During the following three fiscal years, the Legislature appropriated $50 million toward luring Hollywood motion pictures to the Great Lakes State, but only after Snyder initially recommended $25 million. The extra money was largely the result of the advocacy of former Senate Majority Leader Randy Richardville, who is no longer in the Legislature to defend the program from the budget ax.
House Appropriations Committee Chairman Al Pscholka, R-Stevensville, said the film credits and all tax credits "are going to get a thorough review."
New state Rep. Laura Cox, who heads the subcommittee dealing with the film credits, said she is predisposed toward reducing the amount.
"I think a paring back is appropriate," said Cox, R-Livonia, who chairs the Appropriations Subcommittee on General Government. "It's a pretty big pot of money, and I'm pretty sure the numbers show they aren't paying for themselves."
If Snyder isn't prepared to trim the film budget, "he can give it to us and let us make the cuts," Cox said.
Michelle Grinnell, spokeswoman for the state film office, said the agency put a hold on awarding incentives for new film and television projects late last year while the Legislature finalized extending the life of the program by seven years.
"We have since resumed application processing under the terms of the new programs and expect we will have some announcements to make soon," Grinnell said in an email.
Those who work in Michigan's film industry are cautiously optimistic lawmakers will come to see the potential of a burgeoning digital media industry that goes beyond traditional movie-making.
"Film and digital media is one of the top-three growth industries in the country, which is why Republican states like Louisiana and Georgia are fighting for them," said Joseph Scott Anthony, an actor, producer and president of the Media Arts Coalition of West Michigan in Grand Rapids. "This may be the most important future industry a state can have. Think about it: Infants now are being handed smartphones and tablets nearly from birth. We want to be the state filling those screens with content."
The industry fosters "high-paying, educated jobs" that can keep young people in Michigan "revitalizing inner cities like Detroit and Grand Rapids," Anthony said.
The film office is an agency under the umbrella of the Michigan Strategic Fund and the Michigan Economic Development Corp., which is under fire from some lawmakers for issuing budget-busting tax credits for businesses.
In one of his final acts in the Legislature, Richardville got Snyder to sign a law setting the tax rebate at 25 percent for in-state production costs, down from a previous range of as high as 32 percent.

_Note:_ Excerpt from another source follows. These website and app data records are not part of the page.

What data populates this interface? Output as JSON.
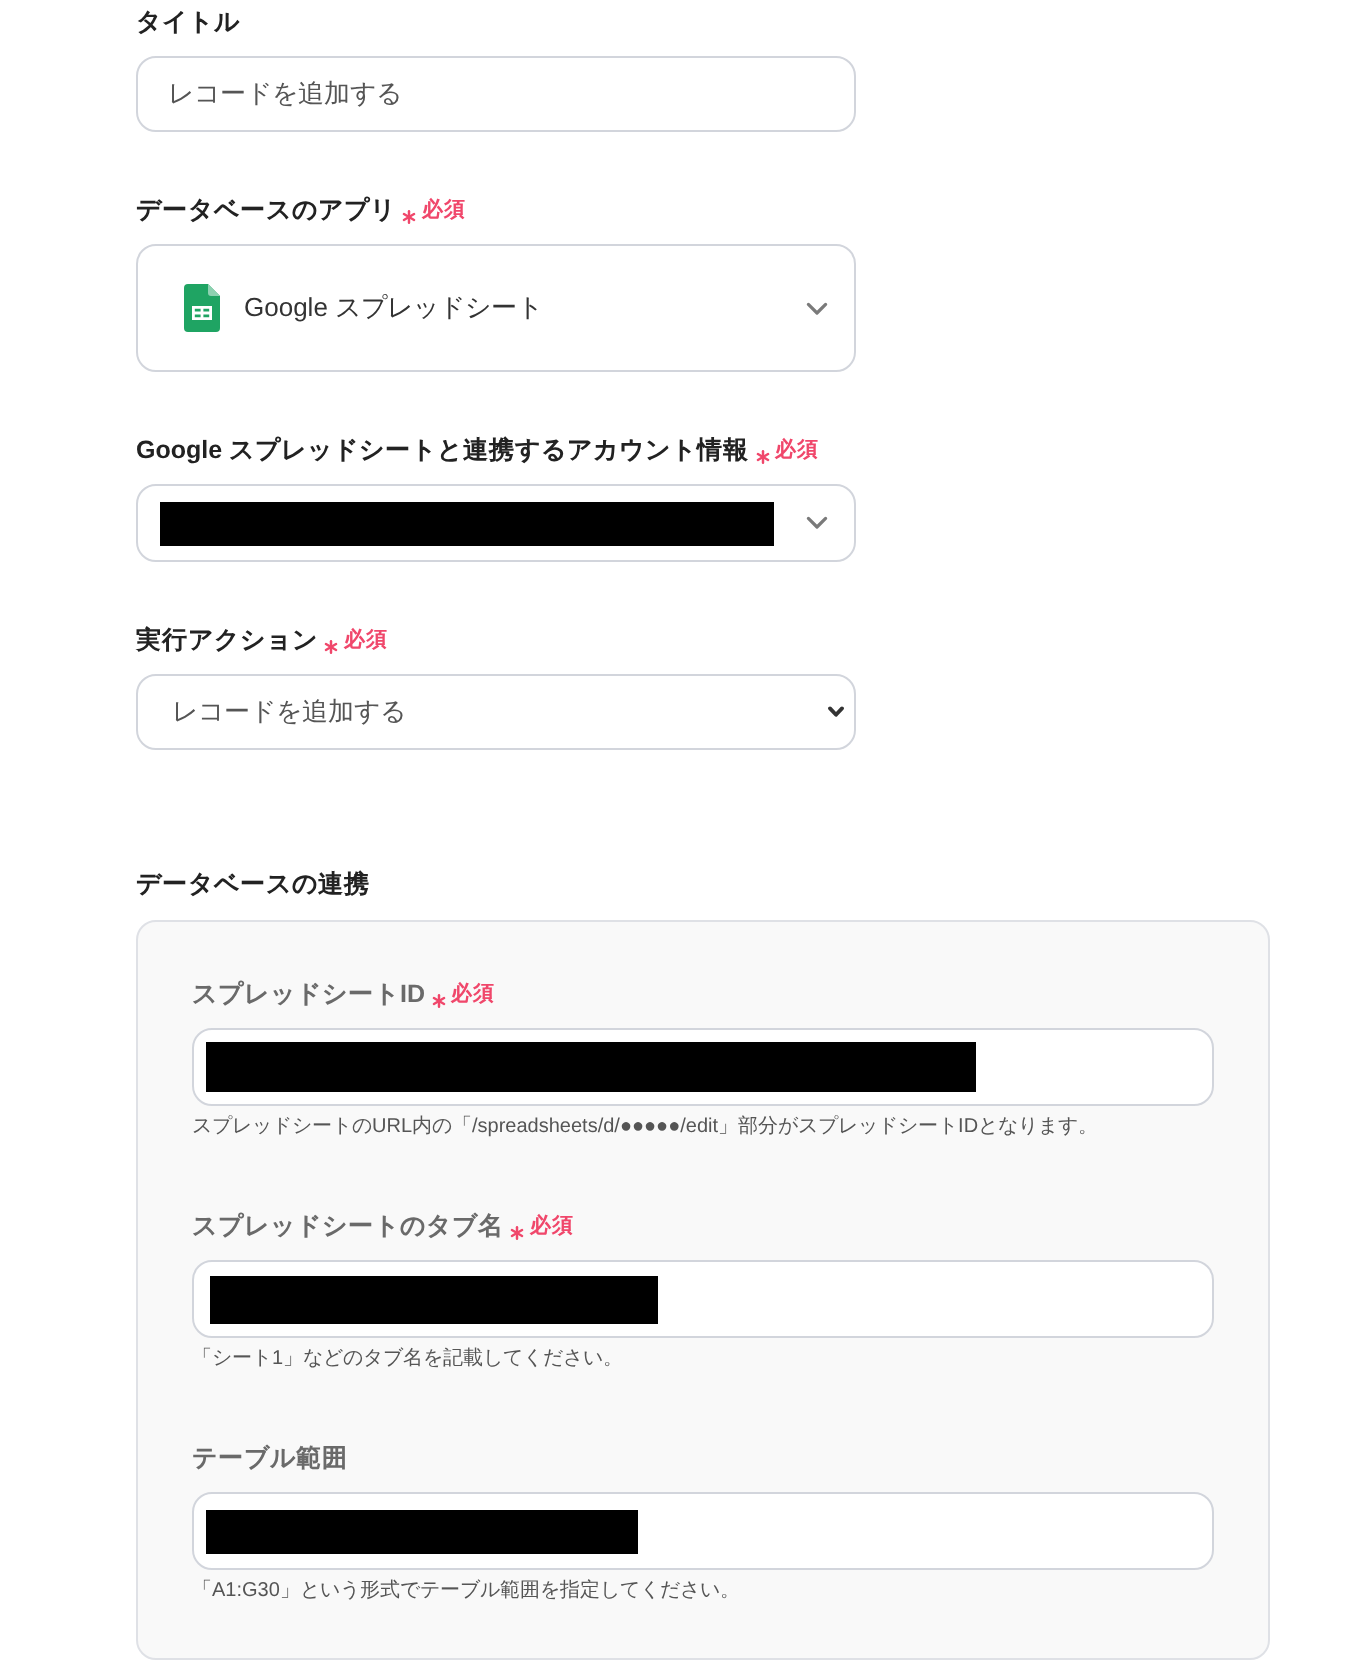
{
  "fields": [
    {
      "kind": "text",
      "label": "タイトル",
      "required": false,
      "redacted": false,
      "value": "レコードを追加する"
    },
    {
      "kind": "app_select",
      "label": "データベースのアプリ",
      "required": true,
      "required_label": "必須",
      "redacted": false,
      "value": "Google スプレッドシート"
    },
    {
      "kind": "select",
      "label": "Google スプレッドシートと連携するアカウント情報",
      "required": true,
      "required_label": "必須",
      "redacted": true
    },
    {
      "kind": "native_select",
      "label": "実行アクション",
      "required": true,
      "required_label": "必須",
      "redacted": false,
      "value": "レコードを追加する"
    }
  ],
  "database_link": {
    "heading": "データベースの連携",
    "fields": [
      {
        "label": "スプレッドシートID",
        "required": true,
        "required_label": "必須",
        "redacted": true,
        "help": "スプレッドシートのURL内の「/spreadsheets/d/●●●●●/edit」部分がスプレッドシートIDとなります。"
      },
      {
        "label": "スプレッドシートのタブ名",
        "required": true,
        "required_label": "必須",
        "redacted": true,
        "help": "「シート1」などのタブ名を記載してください。"
      },
      {
        "label": "テーブル範囲",
        "required": false,
        "redacted": true,
        "help": "「A1:G30」という形式でテーブル範囲を指定してください。"
      }
    ]
  }
}
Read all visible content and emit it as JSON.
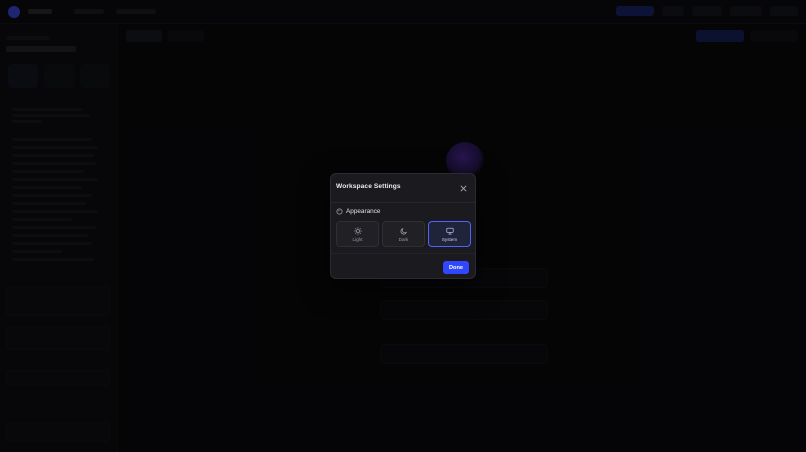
{
  "modal": {
    "title": "Workspace Settings",
    "section_label": "Appearance",
    "options": [
      {
        "label": "Light",
        "icon": "sun-icon",
        "selected": false
      },
      {
        "label": "Dark",
        "icon": "moon-icon",
        "selected": false
      },
      {
        "label": "System",
        "icon": "monitor-icon",
        "selected": true
      }
    ],
    "done_label": "Done"
  },
  "colors": {
    "accent": "#3047ff",
    "overlay": "rgba(0,0,0,0.55)",
    "modal_bg": "#1b1b1f"
  }
}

The law also keeps the film incentives program in place through September 2021, though the funding remains subject to annual appropriations by the Legislature.
While the debate over film subsidies have focused on the payouts to profitable Hollywood production houses, some have argued there are residual effects on the state's economy that can't be ignored.
Senate Majority Leader Arlan Meekhof, R-West Olive, said film production in Michigan has created employment opportunities for skilled trades workers building movie sets.
"I don't think that's being counted at all with these folks that are no longer unemployed, who are skilled electricians, carpenters and all those folks who get to apply their trade in the film industry," Meekhof said.
Anthony noted that state film incentives have Michigan in the running for several more comic book superhero movies from producer-director Zack Snyder alone. Key scenes for his "Batman vs. Superman: Dawn of Justice" were filmed last year in Detroit and East Lansing.
The producer has announced plans for "Justice League: Part One" and "Justice League: Part Two" as initial successors in the same genre. As many as nine films, each with $100 million to $200 million budgets, could bring $1 billion worth of movie making here, Anthony said.
"He already said Detroit has been established as Gotham City (Batman's fictional hometown)," Anthony said. "We'd be a candidate for all of them."